It should also be noted there are presently ongoing conversations between the WordAlone Network and Lutheran CORE. Both movements are considering the possibility of a “reconfiguration” of North American Lutheranism. Another Lutheran church body may emerge out of this process. In spite of this present time of discernment, however, a number of ecumenical opportunities do exist.

Lutheran CORE could easily join the WordAlone Network in becoming a member of the Association for Church Renewal. ACR is an informal, but valuable, round table, made up of representatives of reform movements within the major American Protestant churches.

Another possibility would be the cultivation of partnerships with other Lutheran churches, using the ELCA partnership model of synods and other Lutheran churches. The WordAlone Network already has some contacts with a few of these churches. Lutheran CORE has begun to make similar connections. The presence of immigrant African congregations within Lutheran CORE offers possibilities for a deeper engagement with the international Lutheran community. A few Lutheran churches in Eastern Europe have expressed interest in developing their relationships with both the WordAlone Network and Lutheran CORE.

Were this year of discernment to result in the formation of a Lutheran church body, membership in the Lutheran World Federation would become a distinct possibility. Another might be covenantal relationships of some type with the newly-formed Anglican Church in North America and with other comparable Protestant communities.

One may hope that theologians on their own might organize free theological conferences for reflection on ecumenical issues.

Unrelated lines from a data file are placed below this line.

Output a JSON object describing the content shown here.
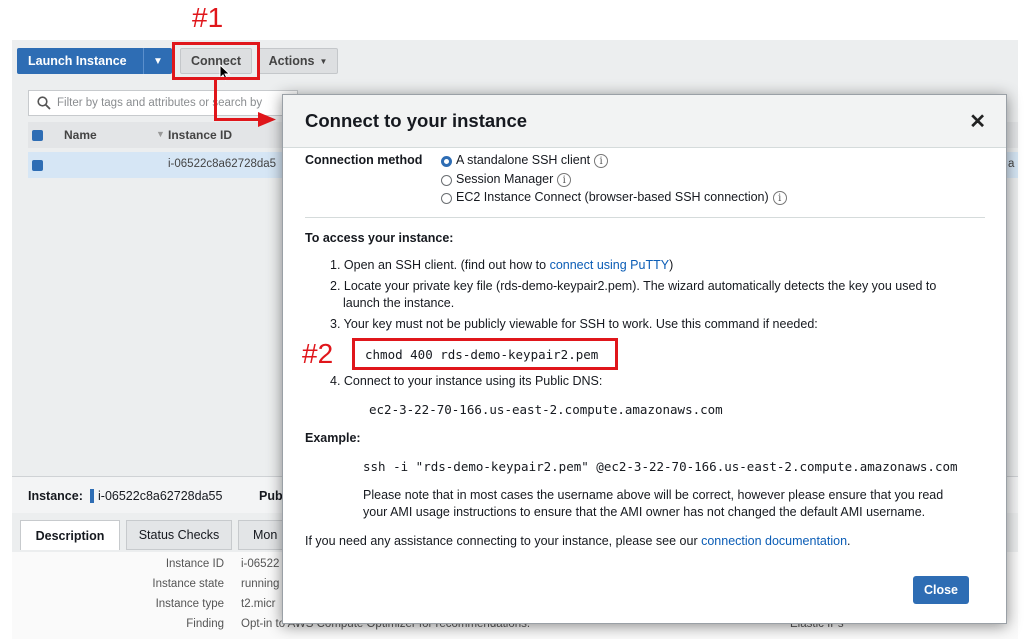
{
  "annotations": {
    "step1": "#1",
    "step2": "#2"
  },
  "toolbar": {
    "launch_label": "Launch Instance",
    "connect_label": "Connect",
    "actions_label": "Actions"
  },
  "filter": {
    "placeholder": "Filter by tags and attributes or search by"
  },
  "table": {
    "headers": [
      "Name",
      "Instance ID"
    ],
    "rows": [
      {
        "name": "",
        "instance_id": "i-06522c8a62728da5"
      }
    ]
  },
  "lower": {
    "instance_label": "Instance:",
    "instance_id": "i-06522c8a62728da55",
    "pub_label": "Pub"
  },
  "tabs": [
    "Description",
    "Status Checks",
    "Mon"
  ],
  "details": [
    {
      "label": "Instance ID",
      "value": "i-06522"
    },
    {
      "label": "Instance state",
      "value": "running"
    },
    {
      "label": "Instance type",
      "value": "t2.micr"
    },
    {
      "label": "Finding",
      "value": "Opt-in to AWS Compute Optimizer for recommendations."
    }
  ],
  "details_right": {
    "elastic_ips": "Elastic IPs",
    "edge_char": "a"
  },
  "modal": {
    "title": "Connect to your instance",
    "close_icon": "close-icon",
    "connection_method_label": "Connection method",
    "methods": [
      {
        "label": "A standalone SSH client",
        "selected": true
      },
      {
        "label": "Session Manager",
        "selected": false
      },
      {
        "label": "EC2 Instance Connect (browser-based SSH connection)",
        "selected": false
      }
    ],
    "info_glyph": "i",
    "access_heading": "To access your instance:",
    "steps": {
      "s1_prefix": "1. Open an SSH client. (find out how to ",
      "s1_link": "connect using PuTTY",
      "s1_suffix": ")",
      "s2_line1": "2. Locate your private key file (rds-demo-keypair2.pem). The wizard automatically detects the key you used to",
      "s2_line2": "launch the instance.",
      "s3": "3. Your key must not be publicly viewable for SSH to work. Use this command if needed:",
      "chmod_cmd": "chmod 400 rds-demo-keypair2.pem",
      "s4": "4. Connect to your instance using its Public DNS:",
      "dns": "ec2-3-22-70-166.us-east-2.compute.amazonaws.com"
    },
    "example_heading": "Example:",
    "ssh_cmd": "ssh -i \"rds-demo-keypair2.pem\" @ec2-3-22-70-166.us-east-2.compute.amazonaws.com",
    "note_line1": "Please note that in most cases the username above will be correct, however please ensure that you read",
    "note_line2": "your AMI usage instructions to ensure that the AMI owner has not changed the default AMI username.",
    "help_prefix": "If you need any assistance connecting to your instance, please see our ",
    "help_link": "connection documentation",
    "help_suffix": ".",
    "close_button": "Close"
  },
  "colors": {
    "accent": "#2e6db4",
    "annotation": "#e0161b",
    "link": "#0b5db6"
  }
}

One may also hope for a rebirth of local ecumenism. In the face of the present desultory ecumenical scene, local ecumenism may offer the best opportunity of all. It would be marvelous indeed to see Lutheran congregations and pastors, worshiping and serving with other Christian congregations and pastors in their communities, for the cause of the ecumenical mission.

IV. The ecumenical impact of the ELCA’s decisions on human sexuality and the ministry is truly grievous and tragic. Those decisions are already affecting the ELCA itself, as many individuals and congregations are presently in the process of leaving the ELCA, and the formation of another Lutheran church body is a distinct possibility.

On the principle, “where one member suffers, all suffer together,” the ELCA’s decisions are having a severe impact on the ELCA’s relationship with the whole church, especially among those churches with whom the ELCA has been ecumenically engaged.

There remains the hope, however, that the ELCA’s experience may contain an important message for the whole church. It is: No church should make a far-reaching decision on its faith and life without prior consultation and reflection within the church catholic. While in the present circumstances each communion has its own identity, each communion simultaneously participates in the community of the body of Christ. What each church does affects the others, especially when major issues of faith and life are involved. No one communion can act unilaterally on such issues. To do so is to fracture the unity of the one, holy, catholic, and apostolic church - a grievous sin indeed.

Perhaps the various Christian communions need to develop some ecumenical mechanism, so that the ELCA’s experience will not be repeated in the future. If so, what has happened within the ELCA may contain a salutary lesson for the future of the whole church.